(WHAT YOU NEED TO DO) Below are the records; restate all of them word for word.

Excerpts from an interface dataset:
◇ ◇ ◇
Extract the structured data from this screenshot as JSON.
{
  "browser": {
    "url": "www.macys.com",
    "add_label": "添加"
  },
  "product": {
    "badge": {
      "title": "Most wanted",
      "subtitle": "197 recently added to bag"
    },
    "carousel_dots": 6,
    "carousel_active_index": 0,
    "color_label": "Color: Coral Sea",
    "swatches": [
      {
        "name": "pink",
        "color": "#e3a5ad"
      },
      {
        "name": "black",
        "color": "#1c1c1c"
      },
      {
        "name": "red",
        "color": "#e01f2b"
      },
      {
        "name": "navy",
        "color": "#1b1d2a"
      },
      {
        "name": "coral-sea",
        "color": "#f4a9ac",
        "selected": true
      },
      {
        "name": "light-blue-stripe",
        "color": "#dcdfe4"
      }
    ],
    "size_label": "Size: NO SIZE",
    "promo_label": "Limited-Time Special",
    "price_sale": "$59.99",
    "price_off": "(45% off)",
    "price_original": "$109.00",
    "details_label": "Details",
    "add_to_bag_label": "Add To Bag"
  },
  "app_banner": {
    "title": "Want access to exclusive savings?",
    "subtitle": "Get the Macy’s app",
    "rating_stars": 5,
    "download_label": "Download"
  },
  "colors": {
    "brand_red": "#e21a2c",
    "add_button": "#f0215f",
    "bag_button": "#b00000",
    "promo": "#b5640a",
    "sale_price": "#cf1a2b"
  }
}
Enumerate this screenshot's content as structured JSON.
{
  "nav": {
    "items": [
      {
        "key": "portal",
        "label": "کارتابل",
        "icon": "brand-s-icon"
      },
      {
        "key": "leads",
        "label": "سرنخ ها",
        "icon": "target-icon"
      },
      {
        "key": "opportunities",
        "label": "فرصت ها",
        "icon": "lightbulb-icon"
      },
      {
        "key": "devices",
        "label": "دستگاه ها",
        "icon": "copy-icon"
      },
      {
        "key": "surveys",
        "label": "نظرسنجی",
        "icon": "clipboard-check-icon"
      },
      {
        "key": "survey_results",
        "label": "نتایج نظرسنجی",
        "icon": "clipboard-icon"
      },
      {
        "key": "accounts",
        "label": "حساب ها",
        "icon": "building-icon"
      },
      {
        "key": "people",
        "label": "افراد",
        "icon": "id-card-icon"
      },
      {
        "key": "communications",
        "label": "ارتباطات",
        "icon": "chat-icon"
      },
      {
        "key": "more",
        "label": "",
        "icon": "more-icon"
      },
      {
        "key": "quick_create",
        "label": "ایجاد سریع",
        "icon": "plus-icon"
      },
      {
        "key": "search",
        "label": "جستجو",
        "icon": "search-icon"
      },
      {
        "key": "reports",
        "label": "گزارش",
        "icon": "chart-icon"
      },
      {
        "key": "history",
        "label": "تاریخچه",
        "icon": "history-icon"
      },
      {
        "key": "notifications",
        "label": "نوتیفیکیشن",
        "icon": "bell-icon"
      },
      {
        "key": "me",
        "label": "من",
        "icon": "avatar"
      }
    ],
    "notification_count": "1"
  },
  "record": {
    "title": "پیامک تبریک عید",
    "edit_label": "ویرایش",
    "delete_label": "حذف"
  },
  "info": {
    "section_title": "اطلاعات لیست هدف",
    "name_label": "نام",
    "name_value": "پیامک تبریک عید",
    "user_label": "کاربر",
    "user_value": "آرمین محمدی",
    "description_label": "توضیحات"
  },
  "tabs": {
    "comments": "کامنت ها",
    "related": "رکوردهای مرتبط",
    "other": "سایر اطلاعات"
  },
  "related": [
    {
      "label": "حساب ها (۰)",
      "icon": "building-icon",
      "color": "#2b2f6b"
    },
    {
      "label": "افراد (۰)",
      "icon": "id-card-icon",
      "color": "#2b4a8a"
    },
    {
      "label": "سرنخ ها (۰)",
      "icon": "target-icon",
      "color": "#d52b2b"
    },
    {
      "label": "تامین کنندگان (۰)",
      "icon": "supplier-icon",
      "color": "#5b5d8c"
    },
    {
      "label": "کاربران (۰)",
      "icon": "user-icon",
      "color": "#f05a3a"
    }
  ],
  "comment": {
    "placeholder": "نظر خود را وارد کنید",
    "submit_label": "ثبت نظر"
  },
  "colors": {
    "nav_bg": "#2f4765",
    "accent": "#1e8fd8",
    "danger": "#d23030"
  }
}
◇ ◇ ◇
(ANSWER FOR THE TASK)
Extract the structured data from this screenshot as JSON.
{
  "browser": {
    "url": "www.macys.com",
    "add_label": "添加"
  },
  "product": {
    "badge": {
      "title": "Most wanted",
      "subtitle": "197 recently added to bag"
    },
    "carousel_dots": 6,
    "carousel_active_index": 0,
    "color_label": "Color: Coral Sea",
    "swatches": [
      {
        "name": "pink",
        "color": "#e3a5ad"
      },
      {
        "name": "black",
        "color": "#1c1c1c"
      },
      {
        "name": "red",
        "color": "#e01f2b"
      },
      {
        "name": "navy",
        "color": "#1b1d2a"
      },
      {
        "name": "coral-sea",
        "color": "#f4a9ac",
        "selected": true
      },
      {
        "name": "light-blue-stripe",
        "color": "#dcdfe4"
      }
    ],
    "size_label": "Size: NO SIZE",
    "promo_label": "Limited-Time Special",
    "price_sale": "$59.99",
    "price_off": "(45% off)",
    "price_original": "$109.00",
    "details_label": "Details",
    "add_to_bag_label": "Add To Bag"
  },
  "app_banner": {
    "title": "Want access to exclusive savings?",
    "subtitle": "Get the Macy’s app",
    "rating_stars": 5,
    "download_label": "Download"
  },
  "colors": {
    "brand_red": "#e21a2c",
    "add_button": "#f0215f",
    "bag_button": "#b00000",
    "promo": "#b5640a",
    "sale_price": "#cf1a2b"
  }
}
Enumerate this screenshot's content as structured JSON.
{
  "nav": {
    "items": [
      {
        "key": "portal",
        "label": "کارتابل",
        "icon": "brand-s-icon"
      },
      {
        "key": "leads",
        "label": "سرنخ ها",
        "icon": "target-icon"
      },
      {
        "key": "opportunities",
        "label": "فرصت ها",
        "icon": "lightbulb-icon"
      },
      {
        "key": "devices",
        "label": "دستگاه ها",
        "icon": "copy-icon"
      },
      {
        "key": "surveys",
        "label": "نظرسنجی",
        "icon": "clipboard-check-icon"
      },
      {
        "key": "survey_results",
        "label": "نتایج نظرسنجی",
        "icon": "clipboard-icon"
      },
      {
        "key": "accounts",
        "label": "حساب ها",
        "icon": "building-icon"
      },
      {
        "key": "people",
        "label": "افراد",
        "icon": "id-card-icon"
      },
      {
        "key": "communications",
        "label": "ارتباطات",
        "icon": "chat-icon"
      },
      {
        "key": "more",
        "label": "",
        "icon": "more-icon"
      },
      {
        "key": "quick_create",
        "label": "ایجاد سریع",
        "icon": "plus-icon"
      },
      {
        "key": "search",
        "label": "جستجو",
        "icon": "search-icon"
      },
      {
        "key": "reports",
        "label": "گزارش",
        "icon": "chart-icon"
      },
      {
        "key": "history",
        "label": "تاریخچه",
        "icon": "history-icon"
      },
      {
        "key": "notifications",
        "label": "نوتیفیکیشن",
        "icon": "bell-icon"
      },
      {
        "key": "me",
        "label": "من",
        "icon": "avatar"
      }
    ],
    "notification_count": "1"
  },
  "record": {
    "title": "پیامک تبریک عید",
    "edit_label": "ویرایش",
    "delete_label": "حذف"
  },
  "info": {
    "section_title": "اطلاعات لیست هدف",
    "name_label": "نام",
    "name_value": "پیامک تبریک عید",
    "user_label": "کاربر",
    "user_value": "آرمین محمدی",
    "description_label": "توضیحات"
  },
  "tabs": {
    "comments": "کامنت ها",
    "related": "رکوردهای مرتبط",
    "other": "سایر اطلاعات"
  },
  "related": [
    {
      "label": "حساب ها (۰)",
      "icon": "building-icon",
      "color": "#2b2f6b"
    },
    {
      "label": "افراد (۰)",
      "icon": "id-card-icon",
      "color": "#2b4a8a"
    },
    {
      "label": "سرنخ ها (۰)",
      "icon": "target-icon",
      "color": "#d52b2b"
    },
    {
      "label": "تامین کنندگان (۰)",
      "icon": "supplier-icon",
      "color": "#5b5d8c"
    },
    {
      "label": "کاربران (۰)",
      "icon": "user-icon",
      "color": "#f05a3a"
    }
  ],
  "comment": {
    "placeholder": "نظر خود را وارد کنید",
    "submit_label": "ثبت نظر"
  },
  "colors": {
    "nav_bg": "#2f4765",
    "accent": "#1e8fd8",
    "danger": "#d23030"
  }
}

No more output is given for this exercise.